What the task asks> Each line of the material below with the word "icon" is to be reported.

··· Recorded information ···

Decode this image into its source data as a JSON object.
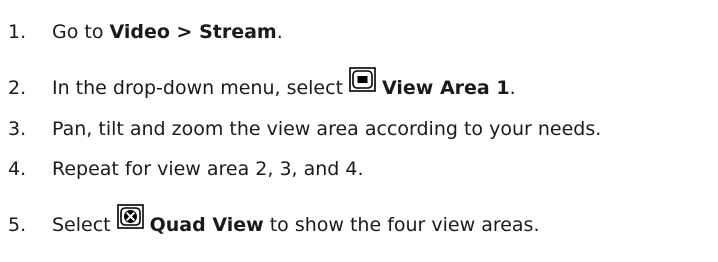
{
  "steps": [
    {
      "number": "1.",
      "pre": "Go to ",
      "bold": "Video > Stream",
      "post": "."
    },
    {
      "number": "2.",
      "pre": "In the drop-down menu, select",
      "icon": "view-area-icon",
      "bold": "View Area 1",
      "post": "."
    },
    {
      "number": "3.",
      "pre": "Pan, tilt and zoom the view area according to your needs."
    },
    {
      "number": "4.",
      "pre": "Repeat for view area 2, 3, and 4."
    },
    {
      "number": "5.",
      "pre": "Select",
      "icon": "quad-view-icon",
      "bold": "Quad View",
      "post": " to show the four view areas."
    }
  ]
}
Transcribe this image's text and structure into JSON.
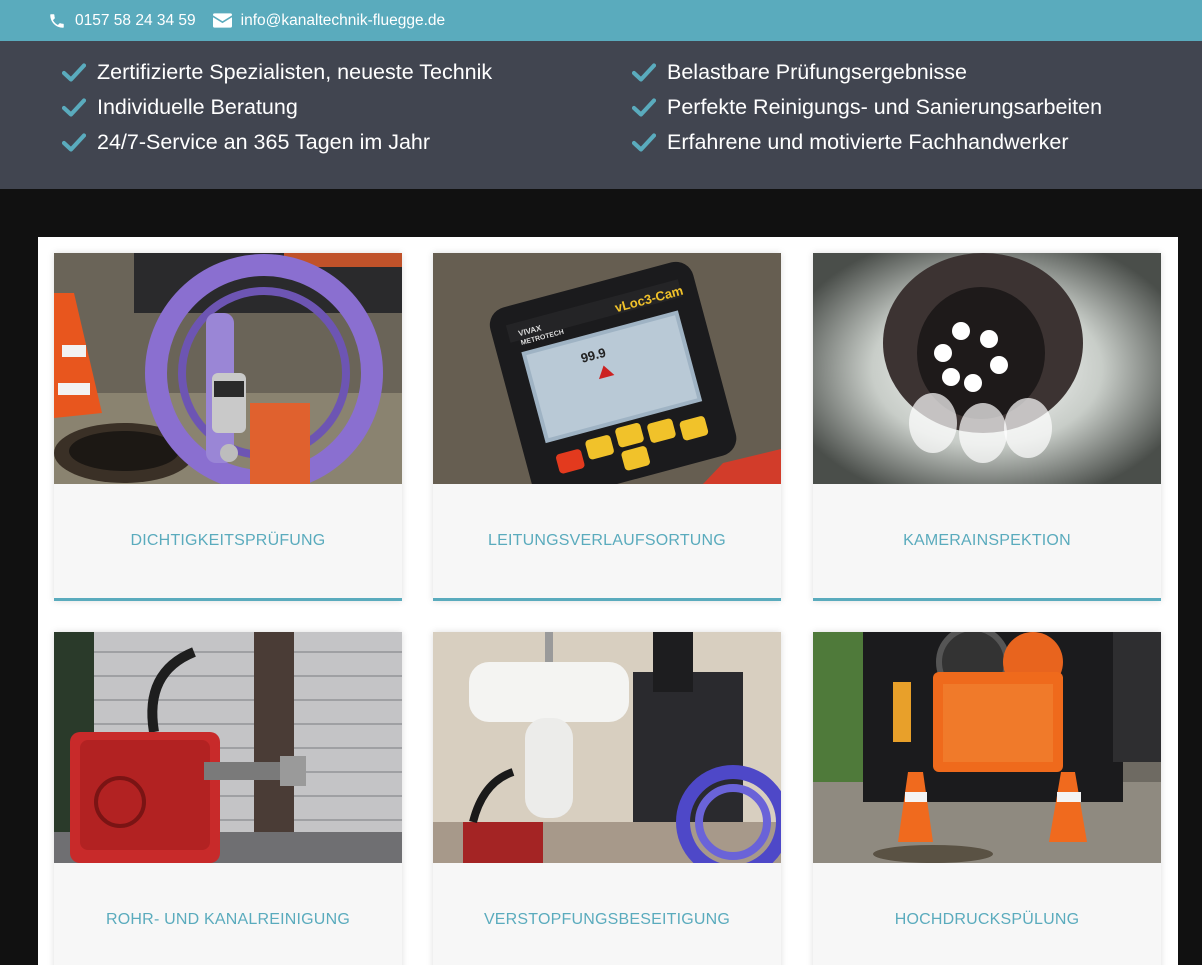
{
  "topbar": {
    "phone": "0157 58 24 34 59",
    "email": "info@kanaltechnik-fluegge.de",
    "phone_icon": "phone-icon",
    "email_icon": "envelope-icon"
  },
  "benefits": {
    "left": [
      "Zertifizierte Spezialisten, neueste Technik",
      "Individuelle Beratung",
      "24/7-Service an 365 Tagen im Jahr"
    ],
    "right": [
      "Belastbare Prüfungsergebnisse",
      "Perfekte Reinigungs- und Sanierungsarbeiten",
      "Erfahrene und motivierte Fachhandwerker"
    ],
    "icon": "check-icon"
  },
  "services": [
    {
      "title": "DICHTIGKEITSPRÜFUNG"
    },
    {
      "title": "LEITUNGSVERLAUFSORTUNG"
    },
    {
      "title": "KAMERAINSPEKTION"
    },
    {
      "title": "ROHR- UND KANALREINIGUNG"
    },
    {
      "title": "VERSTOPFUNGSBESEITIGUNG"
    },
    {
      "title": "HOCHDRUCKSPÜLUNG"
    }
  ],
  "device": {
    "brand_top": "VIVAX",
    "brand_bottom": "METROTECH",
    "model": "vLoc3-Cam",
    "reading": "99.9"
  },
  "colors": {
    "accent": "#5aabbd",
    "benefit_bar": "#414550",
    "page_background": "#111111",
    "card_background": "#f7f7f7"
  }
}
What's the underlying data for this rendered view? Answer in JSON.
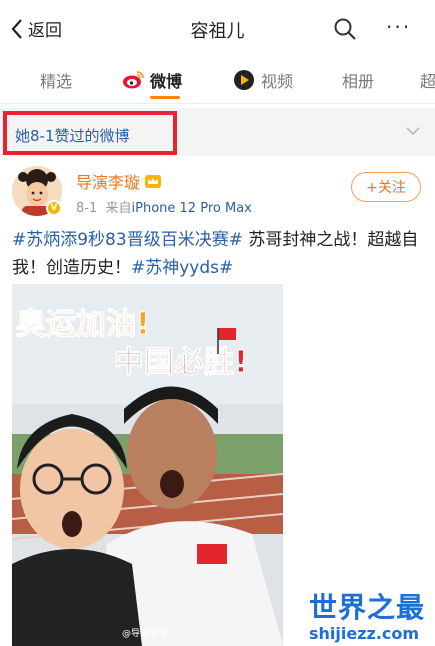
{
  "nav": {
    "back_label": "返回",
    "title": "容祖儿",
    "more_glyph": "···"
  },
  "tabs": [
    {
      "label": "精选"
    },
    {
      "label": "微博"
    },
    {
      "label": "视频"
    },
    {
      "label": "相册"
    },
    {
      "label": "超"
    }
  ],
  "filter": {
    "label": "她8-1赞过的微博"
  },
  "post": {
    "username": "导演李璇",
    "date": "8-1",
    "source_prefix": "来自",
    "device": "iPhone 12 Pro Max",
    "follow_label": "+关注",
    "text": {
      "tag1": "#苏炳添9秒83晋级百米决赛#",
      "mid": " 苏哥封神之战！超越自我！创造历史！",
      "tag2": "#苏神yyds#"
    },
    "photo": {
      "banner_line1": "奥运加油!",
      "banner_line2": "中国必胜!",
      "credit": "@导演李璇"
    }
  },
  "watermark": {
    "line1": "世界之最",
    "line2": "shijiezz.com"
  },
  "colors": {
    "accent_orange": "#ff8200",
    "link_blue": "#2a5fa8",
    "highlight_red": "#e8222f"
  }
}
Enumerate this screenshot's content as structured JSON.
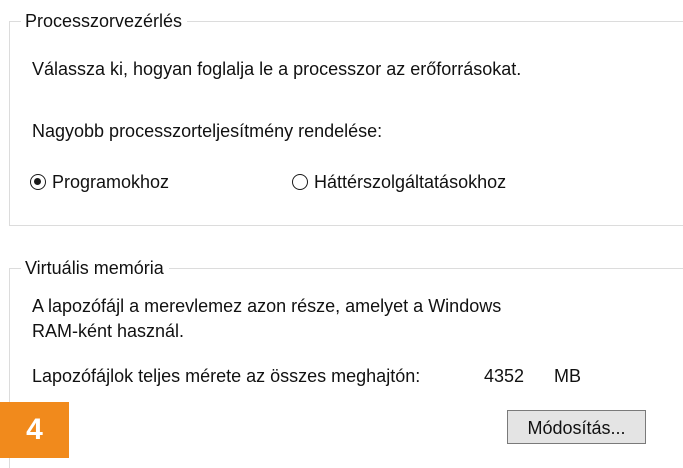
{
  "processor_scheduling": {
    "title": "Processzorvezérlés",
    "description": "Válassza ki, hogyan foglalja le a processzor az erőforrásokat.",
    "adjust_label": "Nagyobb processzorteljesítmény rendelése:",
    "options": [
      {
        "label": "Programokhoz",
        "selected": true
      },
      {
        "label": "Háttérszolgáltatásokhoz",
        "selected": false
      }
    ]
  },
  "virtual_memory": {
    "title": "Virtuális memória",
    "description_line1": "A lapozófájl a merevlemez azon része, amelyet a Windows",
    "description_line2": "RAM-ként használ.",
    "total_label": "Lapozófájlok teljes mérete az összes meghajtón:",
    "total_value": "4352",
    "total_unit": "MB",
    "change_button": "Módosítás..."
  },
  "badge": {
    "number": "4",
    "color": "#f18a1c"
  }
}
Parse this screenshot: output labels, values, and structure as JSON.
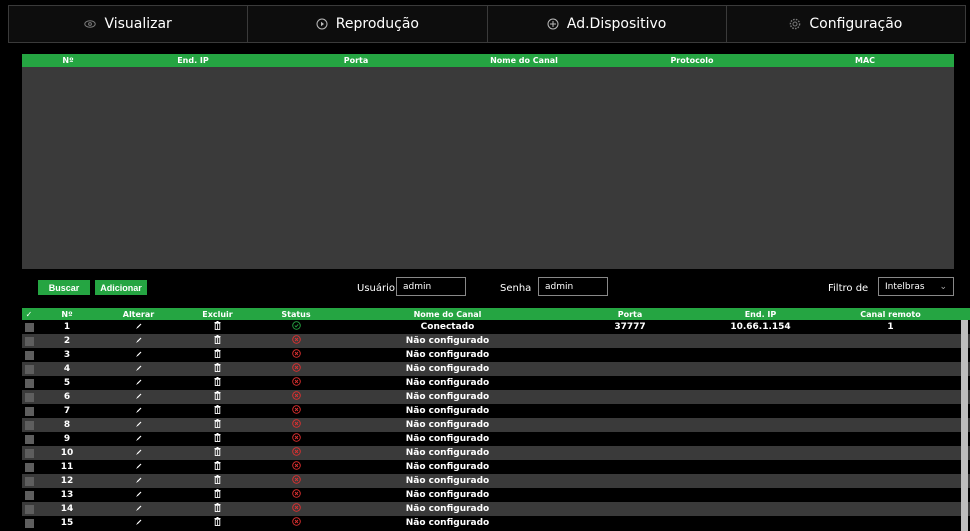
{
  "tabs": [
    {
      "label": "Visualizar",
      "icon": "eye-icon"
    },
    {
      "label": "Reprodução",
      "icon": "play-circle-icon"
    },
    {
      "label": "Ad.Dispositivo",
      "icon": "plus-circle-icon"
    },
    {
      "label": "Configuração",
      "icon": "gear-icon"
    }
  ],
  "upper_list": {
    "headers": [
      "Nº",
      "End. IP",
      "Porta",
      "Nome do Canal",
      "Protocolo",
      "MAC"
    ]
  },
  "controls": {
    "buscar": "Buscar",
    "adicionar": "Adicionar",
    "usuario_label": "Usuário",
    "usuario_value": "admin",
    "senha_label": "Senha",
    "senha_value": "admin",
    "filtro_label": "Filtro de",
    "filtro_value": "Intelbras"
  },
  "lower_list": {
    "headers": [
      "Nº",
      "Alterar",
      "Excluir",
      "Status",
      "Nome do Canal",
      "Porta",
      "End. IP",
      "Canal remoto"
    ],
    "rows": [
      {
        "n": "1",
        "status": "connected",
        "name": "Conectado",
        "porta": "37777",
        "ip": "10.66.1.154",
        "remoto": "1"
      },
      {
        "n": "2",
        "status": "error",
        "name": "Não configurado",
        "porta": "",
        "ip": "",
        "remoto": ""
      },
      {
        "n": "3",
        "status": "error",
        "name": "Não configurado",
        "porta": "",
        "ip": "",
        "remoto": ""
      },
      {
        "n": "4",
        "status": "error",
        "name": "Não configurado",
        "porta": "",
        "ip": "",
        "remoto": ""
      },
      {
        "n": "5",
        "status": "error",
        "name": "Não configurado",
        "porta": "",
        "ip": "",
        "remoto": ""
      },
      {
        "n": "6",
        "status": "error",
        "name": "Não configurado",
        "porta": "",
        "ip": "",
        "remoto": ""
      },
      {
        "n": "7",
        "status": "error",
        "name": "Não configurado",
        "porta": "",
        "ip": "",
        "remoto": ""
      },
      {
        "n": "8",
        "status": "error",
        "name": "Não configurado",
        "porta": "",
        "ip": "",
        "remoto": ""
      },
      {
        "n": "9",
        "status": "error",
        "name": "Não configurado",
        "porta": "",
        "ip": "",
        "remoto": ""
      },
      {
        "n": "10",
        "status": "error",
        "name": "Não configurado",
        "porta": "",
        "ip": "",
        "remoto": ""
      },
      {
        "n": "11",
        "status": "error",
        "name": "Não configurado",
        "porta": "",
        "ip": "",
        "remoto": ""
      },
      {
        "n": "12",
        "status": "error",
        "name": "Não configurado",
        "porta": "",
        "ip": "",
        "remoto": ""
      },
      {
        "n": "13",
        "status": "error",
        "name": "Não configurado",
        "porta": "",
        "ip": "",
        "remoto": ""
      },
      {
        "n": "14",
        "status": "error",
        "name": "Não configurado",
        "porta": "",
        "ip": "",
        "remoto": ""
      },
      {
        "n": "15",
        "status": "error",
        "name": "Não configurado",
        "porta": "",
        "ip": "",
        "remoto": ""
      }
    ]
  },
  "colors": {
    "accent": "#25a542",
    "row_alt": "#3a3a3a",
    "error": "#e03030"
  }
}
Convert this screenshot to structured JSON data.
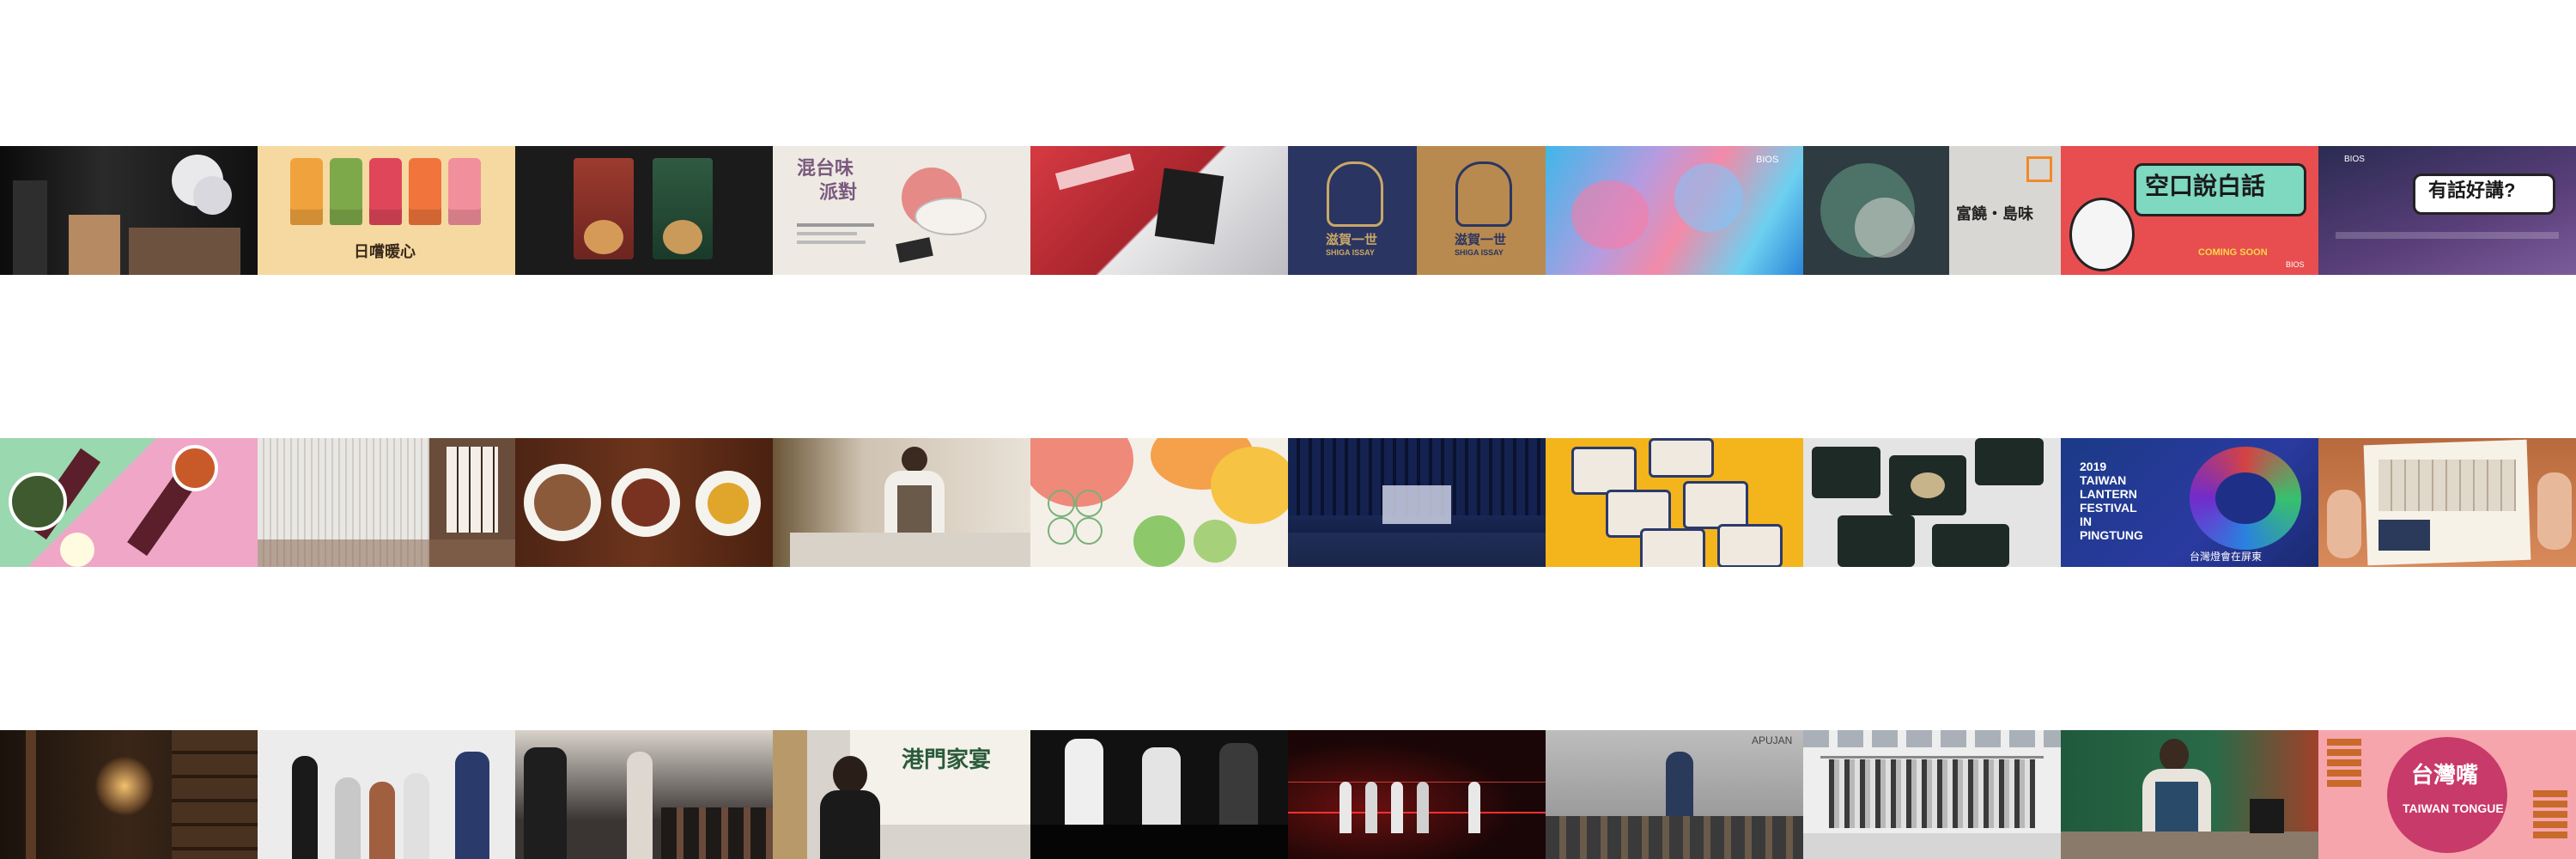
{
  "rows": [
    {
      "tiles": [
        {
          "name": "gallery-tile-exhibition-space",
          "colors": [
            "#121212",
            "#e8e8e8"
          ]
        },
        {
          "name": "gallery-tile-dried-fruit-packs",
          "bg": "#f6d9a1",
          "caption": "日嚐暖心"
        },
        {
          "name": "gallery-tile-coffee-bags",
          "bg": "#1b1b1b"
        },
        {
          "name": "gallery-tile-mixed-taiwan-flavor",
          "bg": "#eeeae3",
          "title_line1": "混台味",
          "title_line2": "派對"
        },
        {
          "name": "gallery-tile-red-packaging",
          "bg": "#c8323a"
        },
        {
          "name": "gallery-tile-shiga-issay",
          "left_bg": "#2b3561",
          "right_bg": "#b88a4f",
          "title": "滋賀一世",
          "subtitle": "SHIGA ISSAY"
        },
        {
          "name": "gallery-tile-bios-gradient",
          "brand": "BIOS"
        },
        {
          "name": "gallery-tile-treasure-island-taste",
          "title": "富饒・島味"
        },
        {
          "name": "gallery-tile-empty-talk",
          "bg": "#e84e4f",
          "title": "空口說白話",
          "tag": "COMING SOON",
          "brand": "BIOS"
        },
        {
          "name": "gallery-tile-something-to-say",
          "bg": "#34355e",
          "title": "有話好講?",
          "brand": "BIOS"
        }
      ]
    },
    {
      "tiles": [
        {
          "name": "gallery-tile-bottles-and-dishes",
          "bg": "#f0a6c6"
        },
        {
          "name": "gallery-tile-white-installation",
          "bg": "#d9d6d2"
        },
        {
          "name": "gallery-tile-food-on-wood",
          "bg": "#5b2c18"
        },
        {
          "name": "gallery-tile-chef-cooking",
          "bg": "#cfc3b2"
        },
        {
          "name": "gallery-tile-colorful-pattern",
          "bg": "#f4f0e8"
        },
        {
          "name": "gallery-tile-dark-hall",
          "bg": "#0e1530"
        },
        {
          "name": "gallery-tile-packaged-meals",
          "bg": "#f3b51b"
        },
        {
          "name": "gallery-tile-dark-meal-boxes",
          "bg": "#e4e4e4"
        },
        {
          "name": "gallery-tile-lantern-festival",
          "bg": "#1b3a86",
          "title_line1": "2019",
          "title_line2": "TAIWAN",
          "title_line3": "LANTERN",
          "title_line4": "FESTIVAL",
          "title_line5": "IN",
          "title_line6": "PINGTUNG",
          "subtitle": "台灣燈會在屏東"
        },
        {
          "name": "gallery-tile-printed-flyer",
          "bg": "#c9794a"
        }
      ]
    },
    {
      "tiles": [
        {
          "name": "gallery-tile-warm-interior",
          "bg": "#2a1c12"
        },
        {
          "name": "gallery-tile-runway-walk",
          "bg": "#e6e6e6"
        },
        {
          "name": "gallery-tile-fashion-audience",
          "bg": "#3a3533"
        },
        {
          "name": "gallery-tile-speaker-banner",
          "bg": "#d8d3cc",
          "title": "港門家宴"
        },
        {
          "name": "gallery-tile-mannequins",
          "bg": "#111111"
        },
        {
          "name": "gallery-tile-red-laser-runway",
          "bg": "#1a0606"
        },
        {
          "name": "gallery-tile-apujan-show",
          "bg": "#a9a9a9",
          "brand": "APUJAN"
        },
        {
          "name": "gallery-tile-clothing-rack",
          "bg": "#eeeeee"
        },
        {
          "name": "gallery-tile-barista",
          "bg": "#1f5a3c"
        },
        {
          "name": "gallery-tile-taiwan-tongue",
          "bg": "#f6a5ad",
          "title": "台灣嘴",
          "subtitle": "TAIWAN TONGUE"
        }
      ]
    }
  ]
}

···

Task answer>
      "icon": "view-area-icon",
      "icon": "quad-view-icon",
    "phone_icon": "phone-icon",
    "email_icon": "envelope-icon"
    "icon": "check-icon"
      "icon": "eye-icon"
      "icon": "play-circle-icon"
      "icon": "plus-circle-icon"
      "icon": "gear-icon"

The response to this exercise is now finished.